*WORK INSTRUCTION*. Please repeat each line of the data exactly, with nothing left out.

*ENTRIES PROVIDED*.
◆ ◆ ◆

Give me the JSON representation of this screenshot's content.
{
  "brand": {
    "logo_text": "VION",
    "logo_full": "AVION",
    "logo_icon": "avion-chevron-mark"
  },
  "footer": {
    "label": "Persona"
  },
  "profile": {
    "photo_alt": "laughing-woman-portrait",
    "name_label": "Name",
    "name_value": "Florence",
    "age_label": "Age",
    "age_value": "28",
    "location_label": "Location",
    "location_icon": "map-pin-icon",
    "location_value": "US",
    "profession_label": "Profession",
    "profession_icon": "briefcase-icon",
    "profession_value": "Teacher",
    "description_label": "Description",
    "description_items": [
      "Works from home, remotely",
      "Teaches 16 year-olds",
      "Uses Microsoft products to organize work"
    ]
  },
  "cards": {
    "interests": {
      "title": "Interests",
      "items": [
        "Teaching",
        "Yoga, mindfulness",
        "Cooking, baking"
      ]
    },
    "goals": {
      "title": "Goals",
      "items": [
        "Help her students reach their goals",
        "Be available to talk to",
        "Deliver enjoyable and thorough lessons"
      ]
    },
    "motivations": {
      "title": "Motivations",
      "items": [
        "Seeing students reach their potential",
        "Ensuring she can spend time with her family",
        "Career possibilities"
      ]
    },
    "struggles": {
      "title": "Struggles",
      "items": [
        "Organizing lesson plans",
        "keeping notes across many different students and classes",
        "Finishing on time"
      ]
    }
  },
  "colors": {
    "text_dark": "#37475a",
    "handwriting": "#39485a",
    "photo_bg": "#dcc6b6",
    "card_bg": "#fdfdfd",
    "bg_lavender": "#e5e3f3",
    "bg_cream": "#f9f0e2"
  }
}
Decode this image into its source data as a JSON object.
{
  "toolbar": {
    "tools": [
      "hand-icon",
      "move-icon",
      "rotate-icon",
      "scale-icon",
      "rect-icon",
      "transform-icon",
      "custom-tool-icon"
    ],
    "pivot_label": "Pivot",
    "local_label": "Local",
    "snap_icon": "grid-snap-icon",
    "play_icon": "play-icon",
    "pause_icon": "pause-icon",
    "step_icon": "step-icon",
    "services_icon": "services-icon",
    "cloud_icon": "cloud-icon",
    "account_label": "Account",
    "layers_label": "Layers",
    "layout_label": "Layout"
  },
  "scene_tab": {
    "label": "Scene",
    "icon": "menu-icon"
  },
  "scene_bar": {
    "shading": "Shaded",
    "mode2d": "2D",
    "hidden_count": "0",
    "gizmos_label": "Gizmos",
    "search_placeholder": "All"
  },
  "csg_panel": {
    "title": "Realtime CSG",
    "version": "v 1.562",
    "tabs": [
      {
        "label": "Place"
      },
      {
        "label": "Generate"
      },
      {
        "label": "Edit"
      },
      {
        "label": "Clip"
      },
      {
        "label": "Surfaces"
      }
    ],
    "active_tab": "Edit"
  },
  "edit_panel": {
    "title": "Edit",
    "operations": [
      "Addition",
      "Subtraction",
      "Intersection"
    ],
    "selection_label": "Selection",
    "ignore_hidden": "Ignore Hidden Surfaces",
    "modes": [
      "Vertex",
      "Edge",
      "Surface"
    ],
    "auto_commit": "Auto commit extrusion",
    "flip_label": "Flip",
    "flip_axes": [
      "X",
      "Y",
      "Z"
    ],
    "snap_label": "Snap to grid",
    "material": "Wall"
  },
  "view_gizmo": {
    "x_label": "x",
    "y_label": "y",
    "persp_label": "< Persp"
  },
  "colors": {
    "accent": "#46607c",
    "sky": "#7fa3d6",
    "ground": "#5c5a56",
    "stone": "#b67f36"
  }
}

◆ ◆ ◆

*WRITTEN RESPONSE*.
Give me the JSON representation of this screenshot's content.
{
  "brand": {
    "logo_text": "VION",
    "logo_full": "AVION",
    "logo_icon": "avion-chevron-mark"
  },
  "footer": {
    "label": "Persona"
  },
  "profile": {
    "photo_alt": "laughing-woman-portrait",
    "name_label": "Name",
    "name_value": "Florence",
    "age_label": "Age",
    "age_value": "28",
    "location_label": "Location",
    "location_icon": "map-pin-icon",
    "location_value": "US",
    "profession_label": "Profession",
    "profession_icon": "briefcase-icon",
    "profession_value": "Teacher",
    "description_label": "Description",
    "description_items": [
      "Works from home, remotely",
      "Teaches 16 year-olds",
      "Uses Microsoft products to organize work"
    ]
  },
  "cards": {
    "interests": {
      "title": "Interests",
      "items": [
        "Teaching",
        "Yoga, mindfulness",
        "Cooking, baking"
      ]
    },
    "goals": {
      "title": "Goals",
      "items": [
        "Help her students reach their goals",
        "Be available to talk to",
        "Deliver enjoyable and thorough lessons"
      ]
    },
    "motivations": {
      "title": "Motivations",
      "items": [
        "Seeing students reach their potential",
        "Ensuring she can spend time with her family",
        "Career possibilities"
      ]
    },
    "struggles": {
      "title": "Struggles",
      "items": [
        "Organizing lesson plans",
        "keeping notes across many different students and classes",
        "Finishing on time"
      ]
    }
  },
  "colors": {
    "text_dark": "#37475a",
    "handwriting": "#39485a",
    "photo_bg": "#dcc6b6",
    "card_bg": "#fdfdfd",
    "bg_lavender": "#e5e3f3",
    "bg_cream": "#f9f0e2"
  }
}
Decode this image into its source data as a JSON object.
{
  "toolbar": {
    "tools": [
      "hand-icon",
      "move-icon",
      "rotate-icon",
      "scale-icon",
      "rect-icon",
      "transform-icon",
      "custom-tool-icon"
    ],
    "pivot_label": "Pivot",
    "local_label": "Local",
    "snap_icon": "grid-snap-icon",
    "play_icon": "play-icon",
    "pause_icon": "pause-icon",
    "step_icon": "step-icon",
    "services_icon": "services-icon",
    "cloud_icon": "cloud-icon",
    "account_label": "Account",
    "layers_label": "Layers",
    "layout_label": "Layout"
  },
  "scene_tab": {
    "label": "Scene",
    "icon": "menu-icon"
  },
  "scene_bar": {
    "shading": "Shaded",
    "mode2d": "2D",
    "hidden_count": "0",
    "gizmos_label": "Gizmos",
    "search_placeholder": "All"
  },
  "csg_panel": {
    "title": "Realtime CSG",
    "version": "v 1.562",
    "tabs": [
      {
        "label": "Place"
      },
      {
        "label": "Generate"
      },
      {
        "label": "Edit"
      },
      {
        "label": "Clip"
      },
      {
        "label": "Surfaces"
      }
    ],
    "active_tab": "Edit"
  },
  "edit_panel": {
    "title": "Edit",
    "operations": [
      "Addition",
      "Subtraction",
      "Intersection"
    ],
    "selection_label": "Selection",
    "ignore_hidden": "Ignore Hidden Surfaces",
    "modes": [
      "Vertex",
      "Edge",
      "Surface"
    ],
    "auto_commit": "Auto commit extrusion",
    "flip_label": "Flip",
    "flip_axes": [
      "X",
      "Y",
      "Z"
    ],
    "snap_label": "Snap to grid",
    "material": "Wall"
  },
  "view_gizmo": {
    "x_label": "x",
    "y_label": "y",
    "persp_label": "< Persp"
  },
  "colors": {
    "accent": "#46607c",
    "sky": "#7fa3d6",
    "ground": "#5c5a56",
    "stone": "#b67f36"
  }
}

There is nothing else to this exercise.